On the campaign trail, Hillary Clinton and Donald Trump are arch rivals flinging dirt at each other. But in real life, they were acquaintances, even friends — far from daggers drawn.
When Clinton was New York senator from 2001 to 2009, Trump was the flamboyant real estate tycoon and reality TV star who built his fortune in Manhattan: they moved in the same elite circles that mixed business, politics and celebrity.
Trump saw qualities in Clinton and donated to her campaign. She was a guest at his third marriage in Palm Beach, Florida in January 2005.
Bill Clinton, who had fascinated Trump for years, was also at the sumptuous reception for 400 guests at Mar-a-Lago, the billionaire's glittering home where Michael Jackson spent his honeymoon with Lisa Marie Presley.
Trump's ties to the Clintons go back to Bill's presidency from 1993 to 2001. The presidential library is set this week to release around 500 pages of documents on Trump, including "birthday notes" sent from Clinton to Trump and details about Trump invitations to the White House, according to the National Archives.
In 2001, when the Clintons left the White House, Trump suggested that they set up home in one of the Trump skyscrapers in Manhattan, although the Clintons had bought a home in Chappaqua some years before.
In 2007, Trump also said that he hoped Hillary Clinton would be the Democratic nominee for president.
In July 2008, photos emerged showing the former president playing golf with Trump, and former New York mayors Michael Bloomberg and Rudy Giuliani on a course owned by Trump near the Clinton home in Chappaqua, upstate New York.
- Terrific woman -
In 2012 Trump praised Hillary Clinton as "a terrific woman." "I am biased because I have known her for years. I live in New York. She lives in New York. I really like her and her husband both a lot," he said on Fox News.
But the 2016 campaign has turned them into enemies. Trump routinely slams Clinton as "the worst secretary of state in the history of the United States." Clinton has called him a "racist" and a "misogynist" and accuses him of dividing the country.
If the Clintons were at Trump's wedding, it was because he asked them to attend after donating to the Clinton Foundation, he told the first televised Republican debate last August. "With Hillary Clinton I said 'be at my wedding' and she came to my wedding," he said. "You know why? She had no choice because I gave," he added.
"I was a businessman. I give to everybody. When they call, I give. And you know what? When I need something from them, two years later, three years later, I call them, and they are there for me."
In the 2000s, Trump donated $4,100 to Clinton's campaign for the Senate, according to Politifact.
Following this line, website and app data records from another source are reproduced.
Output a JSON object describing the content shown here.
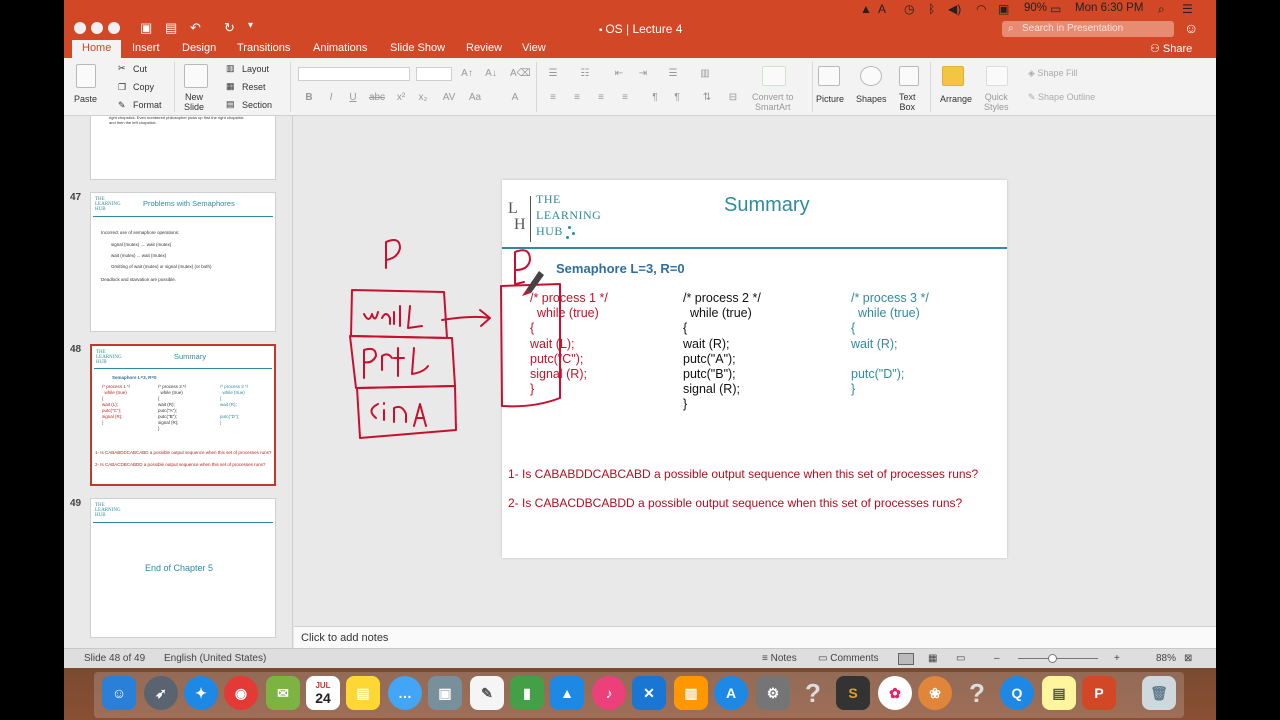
{
  "menubar": {
    "battery": "90%",
    "clock": "Mon 6:30 PM"
  },
  "window": {
    "title": "OS | Lecture 4",
    "search_placeholder": "Search in Presentation",
    "share_label": "Share"
  },
  "ribbon_tabs": [
    "Home",
    "Insert",
    "Design",
    "Transitions",
    "Animations",
    "Slide Show",
    "Review",
    "View"
  ],
  "ribbon": {
    "paste": "Paste",
    "cut": "Cut",
    "copy": "Copy",
    "format": "Format",
    "new_slide": "New\nSlide",
    "layout": "Layout",
    "reset": "Reset",
    "section": "Section",
    "convert": "Convert to\nSmartArt",
    "picture": "Picture",
    "shapes": "Shapes",
    "text_box": "Text\nBox",
    "arrange": "Arrange",
    "quick_styles": "Quick\nStyles",
    "shape_fill": "Shape Fill",
    "shape_outline": "Shape Outline"
  },
  "thumbnails": {
    "prev_text": "right chopstick. Even numbered  philosopher picks  up first the right chopstick and then the left chopstick.",
    "s47": {
      "num": "47",
      "title": "Problems with Semaphores",
      "bullets": [
        "Incorrect use of semaphore operations:",
        "signal (mutex)  ....  wait (mutex)",
        "wait (mutex)  ...  wait (mutex)",
        "Omitting  of wait (mutex) or signal (mutex) (or both)",
        "Deadlock and starvation are possible."
      ]
    },
    "s48": {
      "num": "48",
      "title": "Summary",
      "sub": "Semaphore L=3, R=0",
      "q1": "1- Is CABABDDCABCABD a possible output sequence when this set of processes runs?",
      "q2": "2- Is CABACDBCABDD a possible output sequence when this set of processes runs?"
    },
    "s49": {
      "num": "49",
      "title": "End of Chapter 5"
    }
  },
  "slide": {
    "logo_line1": "THE",
    "logo_line2": "LEARNING",
    "logo_line3": "HUB",
    "title": "Summary",
    "semaphore": "Semaphore L=3, R=0",
    "p1": "/* process 1 */\n  while (true)\n{\nwait (L);\nputc(\"C\");\nsignal (R);\n}",
    "p2": "/* process 2 */\n  while (true)\n{\nwait (R);\nputc(\"A\");\nputc(\"B\");\nsignal (R);\n}",
    "p3": "/* process 3 */\n  while (true)\n{\nwait (R);\n\nputc(\"D\");\n}",
    "q1": "1- Is CABABDDCABCABD a possible output sequence when this set of processes runs?",
    "q2": "2- Is CABACDBCABDD a possible output sequence when this set of processes runs?"
  },
  "notes_placeholder": "Click to add notes",
  "status": {
    "slide": "Slide 48 of 49",
    "language": "English (United States)",
    "notes": "Notes",
    "comments": "Comments",
    "zoom": "88%"
  },
  "dock": {
    "calendar_month": "JUL",
    "calendar_day": "24"
  },
  "colors": {
    "accent": "#d24726",
    "teal": "#2e8ba0",
    "ink": "#c0152b"
  }
}
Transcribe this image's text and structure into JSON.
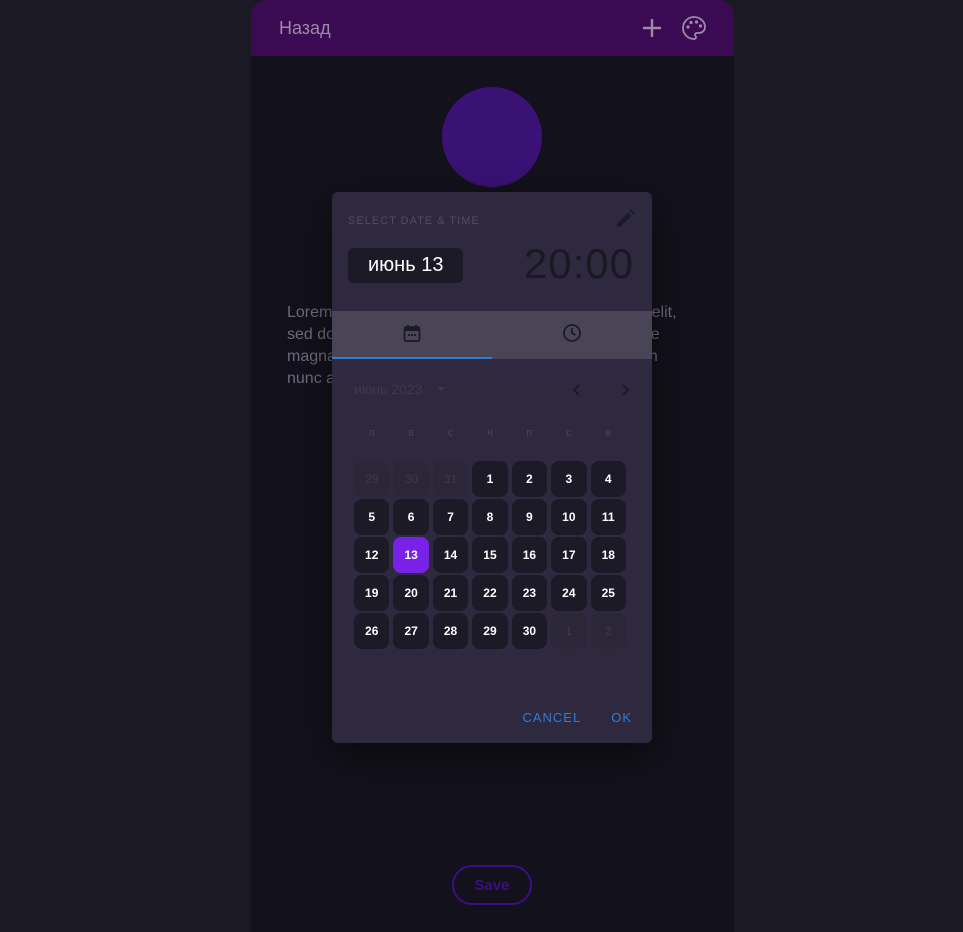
{
  "appbar": {
    "title": "Назад",
    "add_icon": "plus-icon",
    "palette_icon": "palette-icon"
  },
  "content": {
    "lorem": "Lorem ipsum dolor sit amet, consectetur adipiscing elit, sed do eiusmod tempor incididunt ut labore et dolore magna aliqua. Ut enim ad minim veniam, quis ipsum nunc a"
  },
  "save_label": "Save",
  "dialog": {
    "label": "SELECT DATE & TIME",
    "date_chip": "июнь 13",
    "time": {
      "hours": "20",
      "separator": ":",
      "minutes": "00"
    },
    "month_label": "июнь 2023",
    "weekdays": [
      "п",
      "в",
      "с",
      "ч",
      "п",
      "с",
      "в"
    ],
    "weeks": [
      [
        {
          "d": "29",
          "out": true
        },
        {
          "d": "30",
          "out": true
        },
        {
          "d": "31",
          "out": true
        },
        {
          "d": "1"
        },
        {
          "d": "2"
        },
        {
          "d": "3"
        },
        {
          "d": "4"
        }
      ],
      [
        {
          "d": "5"
        },
        {
          "d": "6"
        },
        {
          "d": "7"
        },
        {
          "d": "8"
        },
        {
          "d": "9"
        },
        {
          "d": "10"
        },
        {
          "d": "11"
        }
      ],
      [
        {
          "d": "12"
        },
        {
          "d": "13",
          "selected": true
        },
        {
          "d": "14"
        },
        {
          "d": "15"
        },
        {
          "d": "16"
        },
        {
          "d": "17"
        },
        {
          "d": "18"
        }
      ],
      [
        {
          "d": "19"
        },
        {
          "d": "20"
        },
        {
          "d": "21"
        },
        {
          "d": "22"
        },
        {
          "d": "23"
        },
        {
          "d": "24"
        },
        {
          "d": "25"
        }
      ],
      [
        {
          "d": "26"
        },
        {
          "d": "27"
        },
        {
          "d": "28"
        },
        {
          "d": "29"
        },
        {
          "d": "30"
        },
        {
          "d": "1",
          "out": true
        },
        {
          "d": "2",
          "out": true
        }
      ]
    ],
    "cancel_label": "CANCEL",
    "ok_label": "OK"
  },
  "colors": {
    "accent": "#7722e6",
    "link": "#2f7bd6",
    "appbar": "#3a0a52"
  }
}
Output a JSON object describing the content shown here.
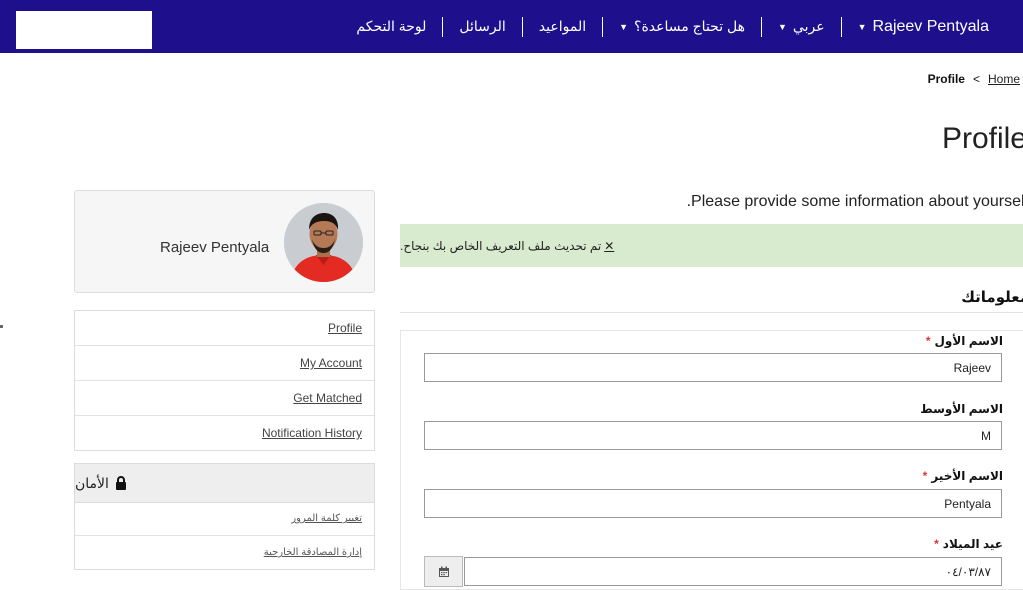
{
  "navbar": {
    "user_name": "Rajeev Pentyala",
    "language": "عربي",
    "help": "هل تحتاج مساعدة؟",
    "appointments": "المواعيد",
    "messages": "الرسائل",
    "dashboard": "لوحة التحكم"
  },
  "breadcrumb": {
    "home": "Home",
    "separator": "<",
    "current": "Profile"
  },
  "page": {
    "title": "Profile",
    "intro": ".Please provide some information about yourself",
    "alert_close": "✕",
    "alert_text": "تم تحديث ملف التعريف الخاص بك بنجاح.",
    "section_title": "معلوماتك"
  },
  "form": {
    "required_mark": "*",
    "first_name_label": "الاسم الأول",
    "first_name_value": "Rajeev",
    "middle_name_label": "الاسم الأوسط",
    "middle_name_value": "M",
    "last_name_label": "الاسم الأخير",
    "last_name_value": "Pentyala",
    "birthday_label": "عيد الميلاد",
    "birthday_value": "٠٤/٠٣/٨٧"
  },
  "sidebar": {
    "profile_name": "Rajeev Pentyala",
    "menu": {
      "profile": "Profile",
      "my_account": "My Account",
      "get_matched": "Get Matched",
      "notification_history": "Notification History"
    },
    "security": {
      "title": "الأمان",
      "change_password": "تغيير كلمة المرور",
      "external_auth": "إدارة المصادقة الخارجية"
    }
  },
  "colors": {
    "navbar_bg": "#1e0f8c",
    "alert_bg": "#d9ebcf",
    "required": "#dd3333"
  }
}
He also gave more than $100,000 to the Clinton Foundation.
Clinton has lost no time distancing herself from the man who has insulted Mexicans, women and called for a ban on Muslims entering the United States.
"I didn't know him that well," she said in August. "I thought it would be fun to go to his wedding because it's always entertaining. Now that he's running for president, it's a little more troubling," she added.
"He was basically a Democrat before he was a Republican," she said in January in Iowa. "He was supportive of Democrats and supportive of a lot of causes I care about and people I knew cared about."
But Clinton-Trump relations went beyond the realm of purely business and politics. Their daughters, Chelsea and Ivanka, 36 and 34 years old respectively have also been friends.
They were introduced by their husbands and live close to each other in Manhattan. They are both young mothers and again move in similar circles. In the September edition of People magazine, Chelsea praised Ivanka.
"I do believe that friendship is more important than politics," she said. "I'm really grateful that Ivanka's my friend."
But in a campaign where personal attacks have become the norm, the young women — who have both stumped with their parents — have reportedly kept a distance.
Clinton meanwhile insists she was never friends with the brash billionaire.
"We were not friends," she told People magazine. "We knew each other, obviously, in New York. I knew a lot of people."